To see why this is, think about some some collection of gravitating particles which is going to to collapse to a smaller, denser collection of particles. To do this they need to lose a lot of energy: you can see why this is by thinking about where the average particle lives in the gravitational potential of all the particles.
Ordinary matter – clouds of gas and dust say – do this by getting extremely hot as they collapse, and then radiating energy electromagnetically. Ultimately collapsing clouds of gas can get hot and dense enough that nuclear fusion can start and we get stars.
Dark matter, by hypothesis, doesn't interact electromagnetically, at all: if it did it would not be dark! This means that the only way it has of losing energy is to put it into the average kinetic energy of the particles, and that means that collapse doesn't happen, because if you have a lot of particles with lots of kinetic energy they don't stay collapsed. The virial theorem is important to understanding this.
So dark matter simply lacks a mechanism to lose energy since it can't radiate it away electromagnetically, and so does not collapse.
(In fact I think there are some mechanisms: dark matter could lose energy by gravitational radiation for instance, but this is an absurdly slow process except in really extreme cases.)
To answer the second part: it certainly was (perhaps is) a possibility that there are very large numbers of compact, massive dark objects which make up dark matter. These things are known as massive compact halo objects: MACHOs (the alternative theory is weakly interacting massive particles which are, of course, WIMPs, and there are I believe also RAMBOs although I'm not sure what they are. If there are not ARNIEs there should be (perhaps one kind of these will be CONANs?)). These might either be failed stars, isolated planets or (I like this idea) small black holes: there's a wide range of possible BH masses below stellar mass BHs and the point at which they start becoming bright due to Hawking radiation. In the case of small BHs these would probably need to be primordial (made in the big bang) as there's no plausible mechanism for them being the end-point of stellar evolution.

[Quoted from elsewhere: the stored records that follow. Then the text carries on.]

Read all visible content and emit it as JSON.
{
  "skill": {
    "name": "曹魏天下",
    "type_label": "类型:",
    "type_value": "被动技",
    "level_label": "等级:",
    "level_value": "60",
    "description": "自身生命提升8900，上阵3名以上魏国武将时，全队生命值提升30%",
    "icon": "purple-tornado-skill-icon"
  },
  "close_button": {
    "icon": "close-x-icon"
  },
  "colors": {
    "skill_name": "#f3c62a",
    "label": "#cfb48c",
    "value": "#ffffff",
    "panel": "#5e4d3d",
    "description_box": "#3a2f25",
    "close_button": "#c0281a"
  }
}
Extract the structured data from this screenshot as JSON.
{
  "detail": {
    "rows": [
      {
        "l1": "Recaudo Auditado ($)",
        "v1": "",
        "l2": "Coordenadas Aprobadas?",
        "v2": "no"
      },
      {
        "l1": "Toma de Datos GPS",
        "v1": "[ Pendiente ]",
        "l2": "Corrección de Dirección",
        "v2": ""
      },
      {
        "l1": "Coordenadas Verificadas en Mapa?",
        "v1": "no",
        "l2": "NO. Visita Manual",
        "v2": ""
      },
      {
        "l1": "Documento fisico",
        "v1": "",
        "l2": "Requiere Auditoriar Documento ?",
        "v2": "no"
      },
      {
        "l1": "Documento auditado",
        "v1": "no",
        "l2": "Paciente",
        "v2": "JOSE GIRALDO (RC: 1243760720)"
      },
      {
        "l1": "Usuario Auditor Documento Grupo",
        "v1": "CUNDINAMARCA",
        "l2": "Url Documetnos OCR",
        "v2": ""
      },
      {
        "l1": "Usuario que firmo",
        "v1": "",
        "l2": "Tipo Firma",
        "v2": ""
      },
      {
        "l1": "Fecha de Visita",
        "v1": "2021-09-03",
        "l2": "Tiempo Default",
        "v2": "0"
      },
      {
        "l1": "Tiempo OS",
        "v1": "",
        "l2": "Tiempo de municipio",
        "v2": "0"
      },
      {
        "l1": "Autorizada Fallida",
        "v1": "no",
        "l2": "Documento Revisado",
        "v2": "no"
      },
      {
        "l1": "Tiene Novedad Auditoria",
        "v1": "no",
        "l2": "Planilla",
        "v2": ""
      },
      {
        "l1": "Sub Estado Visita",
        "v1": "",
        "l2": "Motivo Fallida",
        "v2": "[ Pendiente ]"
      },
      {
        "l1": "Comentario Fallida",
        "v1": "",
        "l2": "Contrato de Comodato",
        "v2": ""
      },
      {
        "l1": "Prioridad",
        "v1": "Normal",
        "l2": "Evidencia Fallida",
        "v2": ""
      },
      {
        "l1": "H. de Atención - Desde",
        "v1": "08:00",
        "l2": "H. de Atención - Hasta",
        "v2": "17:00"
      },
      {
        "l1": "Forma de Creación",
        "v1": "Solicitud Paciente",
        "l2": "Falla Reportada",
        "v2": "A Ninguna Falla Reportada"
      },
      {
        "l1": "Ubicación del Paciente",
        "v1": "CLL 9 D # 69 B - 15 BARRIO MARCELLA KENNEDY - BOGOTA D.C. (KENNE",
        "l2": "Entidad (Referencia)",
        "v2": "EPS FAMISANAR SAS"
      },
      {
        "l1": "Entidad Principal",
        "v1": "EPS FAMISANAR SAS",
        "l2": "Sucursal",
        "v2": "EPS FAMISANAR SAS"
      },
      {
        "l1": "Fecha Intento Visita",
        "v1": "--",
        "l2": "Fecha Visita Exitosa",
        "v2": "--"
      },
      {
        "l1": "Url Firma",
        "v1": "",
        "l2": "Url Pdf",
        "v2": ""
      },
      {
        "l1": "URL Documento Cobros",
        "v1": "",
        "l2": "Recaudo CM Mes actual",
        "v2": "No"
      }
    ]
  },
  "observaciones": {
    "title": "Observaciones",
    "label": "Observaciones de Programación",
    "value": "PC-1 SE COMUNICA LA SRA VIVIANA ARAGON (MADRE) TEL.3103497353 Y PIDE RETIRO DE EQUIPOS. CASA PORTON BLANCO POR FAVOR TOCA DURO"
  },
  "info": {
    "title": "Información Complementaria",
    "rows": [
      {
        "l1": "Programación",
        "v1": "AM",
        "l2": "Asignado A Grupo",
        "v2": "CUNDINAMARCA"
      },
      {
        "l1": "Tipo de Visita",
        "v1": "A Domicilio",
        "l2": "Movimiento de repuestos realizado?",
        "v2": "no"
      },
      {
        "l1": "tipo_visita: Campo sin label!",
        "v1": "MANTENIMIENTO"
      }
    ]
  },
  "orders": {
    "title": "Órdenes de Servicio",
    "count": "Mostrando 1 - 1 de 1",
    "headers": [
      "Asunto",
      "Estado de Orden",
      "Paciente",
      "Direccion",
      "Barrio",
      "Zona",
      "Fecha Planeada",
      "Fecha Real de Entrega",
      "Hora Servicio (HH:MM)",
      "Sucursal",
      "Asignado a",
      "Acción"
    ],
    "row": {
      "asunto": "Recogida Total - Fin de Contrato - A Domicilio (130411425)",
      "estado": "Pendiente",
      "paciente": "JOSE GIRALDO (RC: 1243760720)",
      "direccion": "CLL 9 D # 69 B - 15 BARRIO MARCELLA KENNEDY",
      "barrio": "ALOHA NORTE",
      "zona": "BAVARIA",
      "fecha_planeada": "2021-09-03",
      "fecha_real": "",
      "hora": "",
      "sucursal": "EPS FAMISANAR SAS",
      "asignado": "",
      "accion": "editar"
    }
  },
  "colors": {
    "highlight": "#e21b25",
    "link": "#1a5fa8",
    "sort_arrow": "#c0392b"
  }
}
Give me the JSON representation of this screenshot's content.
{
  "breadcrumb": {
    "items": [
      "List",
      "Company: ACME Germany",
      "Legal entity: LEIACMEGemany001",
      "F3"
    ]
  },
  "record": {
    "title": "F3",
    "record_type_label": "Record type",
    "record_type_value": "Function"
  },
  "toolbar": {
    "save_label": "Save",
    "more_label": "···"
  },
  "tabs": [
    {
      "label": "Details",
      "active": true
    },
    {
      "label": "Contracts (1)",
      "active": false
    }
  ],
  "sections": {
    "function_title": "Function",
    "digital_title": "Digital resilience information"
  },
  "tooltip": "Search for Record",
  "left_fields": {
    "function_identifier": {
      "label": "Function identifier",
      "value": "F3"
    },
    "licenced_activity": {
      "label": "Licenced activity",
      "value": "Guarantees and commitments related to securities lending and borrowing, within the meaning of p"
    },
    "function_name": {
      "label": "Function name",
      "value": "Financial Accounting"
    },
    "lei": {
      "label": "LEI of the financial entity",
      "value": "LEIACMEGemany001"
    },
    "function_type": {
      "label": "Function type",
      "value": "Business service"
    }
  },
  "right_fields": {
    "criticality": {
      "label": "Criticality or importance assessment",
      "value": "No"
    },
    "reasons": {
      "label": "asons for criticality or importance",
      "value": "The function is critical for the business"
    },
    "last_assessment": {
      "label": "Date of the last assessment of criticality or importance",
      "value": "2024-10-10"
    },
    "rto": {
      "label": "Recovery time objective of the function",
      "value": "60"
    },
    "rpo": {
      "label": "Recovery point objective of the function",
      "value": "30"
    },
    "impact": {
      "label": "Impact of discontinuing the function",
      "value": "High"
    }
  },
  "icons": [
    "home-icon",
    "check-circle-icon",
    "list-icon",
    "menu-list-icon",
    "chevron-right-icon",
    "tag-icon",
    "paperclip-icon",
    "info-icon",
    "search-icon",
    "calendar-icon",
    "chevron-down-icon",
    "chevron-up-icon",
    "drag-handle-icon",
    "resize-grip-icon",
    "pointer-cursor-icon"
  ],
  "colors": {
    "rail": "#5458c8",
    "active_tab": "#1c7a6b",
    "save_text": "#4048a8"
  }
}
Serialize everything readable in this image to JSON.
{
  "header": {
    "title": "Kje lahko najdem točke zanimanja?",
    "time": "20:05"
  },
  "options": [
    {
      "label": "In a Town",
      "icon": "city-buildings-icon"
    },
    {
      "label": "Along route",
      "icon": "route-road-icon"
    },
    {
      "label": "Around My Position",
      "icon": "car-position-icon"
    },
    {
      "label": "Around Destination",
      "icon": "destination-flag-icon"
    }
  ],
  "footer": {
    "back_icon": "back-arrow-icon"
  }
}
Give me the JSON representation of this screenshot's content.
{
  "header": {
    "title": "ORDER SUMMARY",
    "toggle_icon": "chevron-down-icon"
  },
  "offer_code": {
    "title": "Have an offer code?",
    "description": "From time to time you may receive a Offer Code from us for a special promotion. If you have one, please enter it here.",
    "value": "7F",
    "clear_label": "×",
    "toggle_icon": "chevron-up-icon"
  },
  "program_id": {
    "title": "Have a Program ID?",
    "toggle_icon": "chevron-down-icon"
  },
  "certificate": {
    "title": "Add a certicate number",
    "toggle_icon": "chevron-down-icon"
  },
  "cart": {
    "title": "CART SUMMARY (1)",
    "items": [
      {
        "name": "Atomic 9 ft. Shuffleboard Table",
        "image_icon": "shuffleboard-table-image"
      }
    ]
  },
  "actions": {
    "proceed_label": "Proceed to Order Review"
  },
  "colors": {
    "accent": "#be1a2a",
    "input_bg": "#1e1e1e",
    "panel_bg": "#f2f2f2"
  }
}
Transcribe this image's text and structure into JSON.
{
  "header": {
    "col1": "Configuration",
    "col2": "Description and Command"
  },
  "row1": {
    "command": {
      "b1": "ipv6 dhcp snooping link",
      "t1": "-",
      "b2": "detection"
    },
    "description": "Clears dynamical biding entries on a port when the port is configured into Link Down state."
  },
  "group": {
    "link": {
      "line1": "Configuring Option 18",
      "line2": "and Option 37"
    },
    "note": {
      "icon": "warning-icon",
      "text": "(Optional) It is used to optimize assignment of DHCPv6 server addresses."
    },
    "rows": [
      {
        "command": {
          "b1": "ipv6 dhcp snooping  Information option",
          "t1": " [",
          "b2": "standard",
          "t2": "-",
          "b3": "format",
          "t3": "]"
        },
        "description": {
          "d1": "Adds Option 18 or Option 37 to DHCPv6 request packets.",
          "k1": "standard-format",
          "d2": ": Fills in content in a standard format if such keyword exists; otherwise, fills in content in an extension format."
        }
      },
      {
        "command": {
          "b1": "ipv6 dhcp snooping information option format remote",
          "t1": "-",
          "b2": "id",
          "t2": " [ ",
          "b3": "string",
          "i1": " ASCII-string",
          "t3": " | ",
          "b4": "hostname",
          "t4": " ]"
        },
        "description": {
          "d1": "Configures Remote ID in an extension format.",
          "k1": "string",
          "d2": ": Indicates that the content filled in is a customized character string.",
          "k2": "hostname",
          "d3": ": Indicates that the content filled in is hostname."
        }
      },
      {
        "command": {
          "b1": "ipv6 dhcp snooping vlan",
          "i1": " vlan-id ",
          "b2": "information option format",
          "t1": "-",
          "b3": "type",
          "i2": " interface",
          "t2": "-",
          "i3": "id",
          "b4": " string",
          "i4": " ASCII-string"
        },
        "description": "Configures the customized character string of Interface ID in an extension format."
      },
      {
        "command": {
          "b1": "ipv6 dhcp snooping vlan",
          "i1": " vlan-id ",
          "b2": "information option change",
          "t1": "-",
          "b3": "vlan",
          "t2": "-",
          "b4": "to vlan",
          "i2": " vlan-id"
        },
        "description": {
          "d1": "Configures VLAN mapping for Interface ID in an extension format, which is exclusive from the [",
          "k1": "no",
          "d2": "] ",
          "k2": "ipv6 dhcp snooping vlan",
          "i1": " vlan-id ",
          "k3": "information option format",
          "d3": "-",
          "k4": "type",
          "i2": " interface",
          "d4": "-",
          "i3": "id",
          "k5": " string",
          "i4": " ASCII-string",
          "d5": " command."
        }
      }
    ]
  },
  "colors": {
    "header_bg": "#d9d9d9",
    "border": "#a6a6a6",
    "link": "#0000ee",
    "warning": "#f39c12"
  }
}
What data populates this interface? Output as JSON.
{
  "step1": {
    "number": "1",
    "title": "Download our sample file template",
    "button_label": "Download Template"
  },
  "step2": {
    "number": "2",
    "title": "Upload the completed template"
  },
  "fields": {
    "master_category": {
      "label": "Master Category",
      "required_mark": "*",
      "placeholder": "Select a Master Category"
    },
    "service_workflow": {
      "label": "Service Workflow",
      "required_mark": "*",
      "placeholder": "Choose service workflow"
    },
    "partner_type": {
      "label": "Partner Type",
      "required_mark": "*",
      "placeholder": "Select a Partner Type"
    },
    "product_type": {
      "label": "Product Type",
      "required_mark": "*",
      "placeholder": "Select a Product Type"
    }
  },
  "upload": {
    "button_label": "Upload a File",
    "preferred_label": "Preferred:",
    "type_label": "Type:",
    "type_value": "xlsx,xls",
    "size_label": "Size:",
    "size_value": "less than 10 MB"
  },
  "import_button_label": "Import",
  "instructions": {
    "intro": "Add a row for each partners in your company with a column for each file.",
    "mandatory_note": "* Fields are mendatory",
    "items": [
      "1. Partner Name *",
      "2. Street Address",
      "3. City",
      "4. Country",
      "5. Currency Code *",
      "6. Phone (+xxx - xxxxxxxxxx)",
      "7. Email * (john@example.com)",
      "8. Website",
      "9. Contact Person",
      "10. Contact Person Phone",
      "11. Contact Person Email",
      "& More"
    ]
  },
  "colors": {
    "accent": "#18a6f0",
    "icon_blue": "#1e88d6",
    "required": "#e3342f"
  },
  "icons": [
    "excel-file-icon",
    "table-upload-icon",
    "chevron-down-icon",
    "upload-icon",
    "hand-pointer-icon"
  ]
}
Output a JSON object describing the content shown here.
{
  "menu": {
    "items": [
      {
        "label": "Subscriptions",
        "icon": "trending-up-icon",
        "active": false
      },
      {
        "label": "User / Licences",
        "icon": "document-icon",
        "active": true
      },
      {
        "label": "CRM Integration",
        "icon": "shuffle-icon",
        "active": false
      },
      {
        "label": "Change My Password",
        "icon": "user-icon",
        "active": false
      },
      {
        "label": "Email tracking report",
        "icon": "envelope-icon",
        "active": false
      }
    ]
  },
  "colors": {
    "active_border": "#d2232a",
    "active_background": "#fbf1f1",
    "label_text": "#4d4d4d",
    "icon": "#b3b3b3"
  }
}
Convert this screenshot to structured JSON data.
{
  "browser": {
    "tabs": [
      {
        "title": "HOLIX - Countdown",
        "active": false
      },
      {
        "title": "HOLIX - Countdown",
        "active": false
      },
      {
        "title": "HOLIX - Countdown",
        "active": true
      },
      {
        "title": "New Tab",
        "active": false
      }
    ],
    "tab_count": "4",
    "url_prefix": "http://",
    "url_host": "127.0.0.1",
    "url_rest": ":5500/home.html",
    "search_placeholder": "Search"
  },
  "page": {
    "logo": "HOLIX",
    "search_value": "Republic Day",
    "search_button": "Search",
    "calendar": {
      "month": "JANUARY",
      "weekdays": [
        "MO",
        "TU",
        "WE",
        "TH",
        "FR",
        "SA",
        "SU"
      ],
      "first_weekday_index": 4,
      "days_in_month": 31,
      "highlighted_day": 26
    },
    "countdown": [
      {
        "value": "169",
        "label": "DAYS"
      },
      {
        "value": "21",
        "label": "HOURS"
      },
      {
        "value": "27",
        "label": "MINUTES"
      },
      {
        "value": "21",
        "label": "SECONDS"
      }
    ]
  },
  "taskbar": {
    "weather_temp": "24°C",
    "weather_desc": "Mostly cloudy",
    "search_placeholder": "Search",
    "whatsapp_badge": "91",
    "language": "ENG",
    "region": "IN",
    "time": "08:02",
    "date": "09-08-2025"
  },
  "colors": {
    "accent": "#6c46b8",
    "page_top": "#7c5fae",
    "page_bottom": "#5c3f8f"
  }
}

But it turns out that such objects are observable. Because they are massive they will deflect light, and they can therefore be detected by gravitational lensing as they pass in front of more distant luminous objects (stars, really). Well, you can do the statistics of how many of these things there would need to be (which is really a lot), and how often you would expect to observe lensing events from them as a result. And then you can do a survey and look for lensing events. And the results of such surveys (some of these are pointed to by the above Wikipedia article) are that there are not nearly enough MACHOs to account for dark matter, although I think there is still a little wiggle-room, depending on who you ask.